In October, Amnesty applauded the announcement that the 2011 Nobel Peace Prize would be awarded to three world-changing women—Liberian President Ellen Johnson Sirleaf, Liberian activist Leymah Gbowee and Yemeni activist Tawakkul Karman. In addition to celebrating the work of these women, we’re also very happy that they’re all free to attend the award ceremony tomorrow.
While this year’s winners travel to Oslo to accept their awards, this freedom of movement is not the reality for many activists around the world, including past prize recipients. Today, we remember five past recipients of the Nobel Peace Prize who have been unable to attend the award ceremony due to persecution:
As I gather with my family this Thanksgiving holiday to reflect upon the blessings we’ve been fortunate to experience, I know I’ll be thinking of Oh Kil-nam and his wife and daughters.
Dr. Oh visited Amnesty’s offices last week to talk about the nightmare of injustice faced by his family and so many others in North Korea. Oh Kil-nam has not seen his wife and two daughters for more than 20 years. His family was sent to a secret political prison camp in North Korea after Dr. Oh sought political asylum abroad.
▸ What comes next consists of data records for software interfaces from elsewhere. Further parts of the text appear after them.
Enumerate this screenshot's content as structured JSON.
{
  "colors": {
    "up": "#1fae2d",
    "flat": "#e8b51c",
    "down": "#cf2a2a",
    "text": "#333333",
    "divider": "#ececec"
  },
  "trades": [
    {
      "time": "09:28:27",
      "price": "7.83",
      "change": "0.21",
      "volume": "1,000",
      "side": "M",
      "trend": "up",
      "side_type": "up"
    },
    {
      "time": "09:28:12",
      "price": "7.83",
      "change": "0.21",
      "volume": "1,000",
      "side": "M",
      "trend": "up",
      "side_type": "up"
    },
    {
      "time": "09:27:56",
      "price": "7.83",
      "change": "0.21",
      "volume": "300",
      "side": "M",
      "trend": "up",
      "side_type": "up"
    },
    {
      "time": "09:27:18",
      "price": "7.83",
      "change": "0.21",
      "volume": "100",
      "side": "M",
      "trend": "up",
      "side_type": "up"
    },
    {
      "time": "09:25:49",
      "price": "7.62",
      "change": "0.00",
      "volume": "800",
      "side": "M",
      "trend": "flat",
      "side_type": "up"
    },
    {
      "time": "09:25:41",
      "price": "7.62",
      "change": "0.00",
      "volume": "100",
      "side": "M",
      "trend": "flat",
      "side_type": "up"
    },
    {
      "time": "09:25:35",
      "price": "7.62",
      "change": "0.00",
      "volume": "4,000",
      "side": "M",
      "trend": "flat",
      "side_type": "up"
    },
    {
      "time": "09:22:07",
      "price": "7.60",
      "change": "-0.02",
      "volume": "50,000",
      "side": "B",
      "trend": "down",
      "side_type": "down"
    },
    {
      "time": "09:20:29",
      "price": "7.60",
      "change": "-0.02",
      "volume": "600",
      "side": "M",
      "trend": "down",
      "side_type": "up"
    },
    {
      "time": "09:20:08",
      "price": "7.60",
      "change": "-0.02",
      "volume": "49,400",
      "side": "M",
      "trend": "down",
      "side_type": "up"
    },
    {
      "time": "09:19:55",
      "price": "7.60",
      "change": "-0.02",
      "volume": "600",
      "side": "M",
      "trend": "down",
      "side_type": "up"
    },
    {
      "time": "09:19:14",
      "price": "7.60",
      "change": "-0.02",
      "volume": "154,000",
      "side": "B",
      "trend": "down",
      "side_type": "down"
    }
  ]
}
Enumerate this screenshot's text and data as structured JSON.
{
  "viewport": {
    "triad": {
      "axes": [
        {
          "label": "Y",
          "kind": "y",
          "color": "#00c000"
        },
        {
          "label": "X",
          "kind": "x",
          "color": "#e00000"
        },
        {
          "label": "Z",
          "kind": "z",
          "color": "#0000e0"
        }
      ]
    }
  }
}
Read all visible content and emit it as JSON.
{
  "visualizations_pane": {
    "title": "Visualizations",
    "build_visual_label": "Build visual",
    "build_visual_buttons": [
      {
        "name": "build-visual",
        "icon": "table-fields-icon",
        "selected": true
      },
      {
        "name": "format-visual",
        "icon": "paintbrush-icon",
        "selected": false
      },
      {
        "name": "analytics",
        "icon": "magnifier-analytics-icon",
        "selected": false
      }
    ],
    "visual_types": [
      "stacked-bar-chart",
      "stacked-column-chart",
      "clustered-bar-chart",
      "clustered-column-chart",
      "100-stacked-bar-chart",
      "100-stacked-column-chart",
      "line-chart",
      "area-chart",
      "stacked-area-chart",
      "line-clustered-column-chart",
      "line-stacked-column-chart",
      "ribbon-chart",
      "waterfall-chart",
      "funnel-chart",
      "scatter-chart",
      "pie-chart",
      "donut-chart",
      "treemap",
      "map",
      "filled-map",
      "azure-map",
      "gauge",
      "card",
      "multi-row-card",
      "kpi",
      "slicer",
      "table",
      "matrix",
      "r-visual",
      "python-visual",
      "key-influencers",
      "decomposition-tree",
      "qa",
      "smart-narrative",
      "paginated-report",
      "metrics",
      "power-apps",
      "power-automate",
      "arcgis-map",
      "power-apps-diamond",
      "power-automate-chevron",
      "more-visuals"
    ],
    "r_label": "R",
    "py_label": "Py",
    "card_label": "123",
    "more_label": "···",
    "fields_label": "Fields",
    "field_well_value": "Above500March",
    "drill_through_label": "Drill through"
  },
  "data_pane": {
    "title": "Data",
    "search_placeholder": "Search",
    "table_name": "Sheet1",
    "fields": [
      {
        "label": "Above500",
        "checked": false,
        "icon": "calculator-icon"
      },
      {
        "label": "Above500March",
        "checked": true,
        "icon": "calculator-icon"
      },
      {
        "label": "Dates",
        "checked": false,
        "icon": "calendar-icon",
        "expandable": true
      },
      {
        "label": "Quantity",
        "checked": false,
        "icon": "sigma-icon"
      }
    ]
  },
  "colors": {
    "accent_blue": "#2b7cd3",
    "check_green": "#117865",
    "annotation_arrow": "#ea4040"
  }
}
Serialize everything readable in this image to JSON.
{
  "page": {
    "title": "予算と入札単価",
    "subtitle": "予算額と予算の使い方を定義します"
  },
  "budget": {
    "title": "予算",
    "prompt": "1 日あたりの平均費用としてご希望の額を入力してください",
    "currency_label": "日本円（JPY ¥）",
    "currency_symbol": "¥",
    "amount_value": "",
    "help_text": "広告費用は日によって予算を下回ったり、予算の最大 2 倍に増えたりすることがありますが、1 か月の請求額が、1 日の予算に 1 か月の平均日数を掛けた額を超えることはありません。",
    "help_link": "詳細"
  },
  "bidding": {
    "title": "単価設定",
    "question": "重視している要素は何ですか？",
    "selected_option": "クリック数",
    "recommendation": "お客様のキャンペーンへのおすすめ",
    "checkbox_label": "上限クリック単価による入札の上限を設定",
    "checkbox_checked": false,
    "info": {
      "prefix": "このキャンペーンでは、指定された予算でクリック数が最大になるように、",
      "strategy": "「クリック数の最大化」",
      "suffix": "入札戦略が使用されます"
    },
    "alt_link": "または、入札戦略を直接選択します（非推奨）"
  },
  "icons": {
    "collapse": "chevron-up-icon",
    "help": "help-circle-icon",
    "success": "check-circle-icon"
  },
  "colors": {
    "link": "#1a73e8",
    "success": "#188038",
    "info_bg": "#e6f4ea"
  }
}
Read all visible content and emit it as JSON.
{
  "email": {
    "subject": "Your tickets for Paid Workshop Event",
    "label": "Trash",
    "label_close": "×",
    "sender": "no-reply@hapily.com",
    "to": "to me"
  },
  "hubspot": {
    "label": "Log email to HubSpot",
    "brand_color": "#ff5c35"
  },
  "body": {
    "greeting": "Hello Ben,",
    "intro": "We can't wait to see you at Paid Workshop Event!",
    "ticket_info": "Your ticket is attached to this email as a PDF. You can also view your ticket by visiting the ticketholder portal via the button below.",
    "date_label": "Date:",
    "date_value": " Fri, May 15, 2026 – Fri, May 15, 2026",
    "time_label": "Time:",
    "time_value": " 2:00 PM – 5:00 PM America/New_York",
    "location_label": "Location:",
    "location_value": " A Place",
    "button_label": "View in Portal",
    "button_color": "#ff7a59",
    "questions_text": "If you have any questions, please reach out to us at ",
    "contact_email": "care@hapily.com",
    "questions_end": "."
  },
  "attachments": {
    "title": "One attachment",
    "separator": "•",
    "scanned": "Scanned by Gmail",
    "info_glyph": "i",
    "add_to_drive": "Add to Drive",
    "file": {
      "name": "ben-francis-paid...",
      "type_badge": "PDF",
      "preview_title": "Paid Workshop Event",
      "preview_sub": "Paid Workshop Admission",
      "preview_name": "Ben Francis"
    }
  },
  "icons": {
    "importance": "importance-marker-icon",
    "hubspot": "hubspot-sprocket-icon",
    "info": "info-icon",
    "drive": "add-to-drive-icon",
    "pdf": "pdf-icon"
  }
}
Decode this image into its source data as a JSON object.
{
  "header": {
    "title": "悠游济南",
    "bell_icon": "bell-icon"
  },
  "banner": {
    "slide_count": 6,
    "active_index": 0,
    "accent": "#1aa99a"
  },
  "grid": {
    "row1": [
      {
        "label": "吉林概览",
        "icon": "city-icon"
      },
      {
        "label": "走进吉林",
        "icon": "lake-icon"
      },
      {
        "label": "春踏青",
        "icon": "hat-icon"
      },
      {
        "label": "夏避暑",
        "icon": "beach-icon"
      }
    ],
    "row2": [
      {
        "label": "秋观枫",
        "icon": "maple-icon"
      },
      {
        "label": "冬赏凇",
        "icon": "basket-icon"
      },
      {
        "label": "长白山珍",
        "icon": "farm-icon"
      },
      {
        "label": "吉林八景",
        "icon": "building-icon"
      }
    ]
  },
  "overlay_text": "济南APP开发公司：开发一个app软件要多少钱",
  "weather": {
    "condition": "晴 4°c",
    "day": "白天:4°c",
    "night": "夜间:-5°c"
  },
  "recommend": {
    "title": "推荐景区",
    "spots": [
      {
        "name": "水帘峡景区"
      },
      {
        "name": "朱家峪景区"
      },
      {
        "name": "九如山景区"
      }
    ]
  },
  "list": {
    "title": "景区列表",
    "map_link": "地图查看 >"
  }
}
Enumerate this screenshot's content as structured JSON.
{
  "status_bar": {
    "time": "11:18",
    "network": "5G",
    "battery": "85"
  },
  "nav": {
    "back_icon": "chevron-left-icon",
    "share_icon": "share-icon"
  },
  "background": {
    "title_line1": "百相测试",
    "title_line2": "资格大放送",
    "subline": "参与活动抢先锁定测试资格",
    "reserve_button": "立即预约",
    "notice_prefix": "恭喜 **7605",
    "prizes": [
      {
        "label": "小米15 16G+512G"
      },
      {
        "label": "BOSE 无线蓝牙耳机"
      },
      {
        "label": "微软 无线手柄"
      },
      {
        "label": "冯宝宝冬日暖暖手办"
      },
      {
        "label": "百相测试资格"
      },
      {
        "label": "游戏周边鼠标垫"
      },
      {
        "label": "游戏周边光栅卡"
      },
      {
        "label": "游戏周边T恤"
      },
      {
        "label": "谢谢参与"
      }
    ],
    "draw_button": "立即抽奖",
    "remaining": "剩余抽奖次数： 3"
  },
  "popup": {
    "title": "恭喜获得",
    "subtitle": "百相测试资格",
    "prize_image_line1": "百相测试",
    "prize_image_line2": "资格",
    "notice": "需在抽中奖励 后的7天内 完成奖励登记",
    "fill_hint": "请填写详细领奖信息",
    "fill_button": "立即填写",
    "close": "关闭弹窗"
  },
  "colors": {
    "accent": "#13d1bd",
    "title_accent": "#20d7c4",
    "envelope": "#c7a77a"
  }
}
“Absolute power corrupts absolutely.” That’s what Lord Acton, an English baron and historian, said back in the 19th century. A century earlier, and on this side of the pond, Thomas Painefamously wrote: “An avidity to punish is always dangerous to liberty. It leads men to stretch, to misinterpret, and to misapply even the best of laws.”
One of the most absolute powers the state can have is the power to kill its prisoners. There are two death penalty cases featured in this years’ Write for Rights that illustrate how enthusiasm for this ultimate punishment can corrupt the application of otherwise good laws.
Murder is a terrible crime, and making it illegal is a good law. But in the cases of Reggie Clemons in Missouri, and Fatima Hussein Badi in Yemen, police brutality during the investigations, and over-aggressive prosecutions and inadequate defense during court proceedings have thoroughly derailed any legitimate quest of justice.
When you log onto Facebook, you might expect to hear from long-lost friends or to see pictures from the latest family reunion. Maybe you follow Amnesty on Facebook or Twitter, read and comment on this blog, or keep a blog yourself.
But when you log off at the end of the day, you probably don’t expect the police to come knocking on your door. For people in some countries, that’s exactly what can happen. A 2011 study by Freedom House examining 37 countries found that 23 of them had arrested a blogger or internet user for their online posts. These encroachments on internet freedom – regardless of laws – come at a time of explosive growth in the number of internet users worldwide. Governments are clearly terrified because they know that information is power.
Shaker Aamer was cleared for release by the Bush administration in 2007. (Photo by Leon Neal/AFP/Getty Images)
Shaker Aamer, a former UK resident of Saudi descent, has been held without charge at the US detention center at Guantanamo Bay, Cuba, for nearly 10 years. He was cleared for release by the Bush administration in 2007 but is still inexplicably incarcerated more than four years later.
Shaker was detained by irregular Afghan forces in Jalalabad in December 2001, shortly after the beginning of Operation Enduring Freedom. By his own account he had been in Afghanistan working for a Saudi charity and no compelling evidence refuting this contention has been presented.
Fall is my favorite time of year: the air is cooler, the leaves are pretty, Amnesty International student groups are back together again, and people start signing up for the Write for Rights Global Write-a-thon.
In this—the world’s largest human rights event—we use letters, cards and more to demand the human rights of individuals are respected, protected and fulfilled. We show solidarity with those suffering abuses and work to improve people’s lives.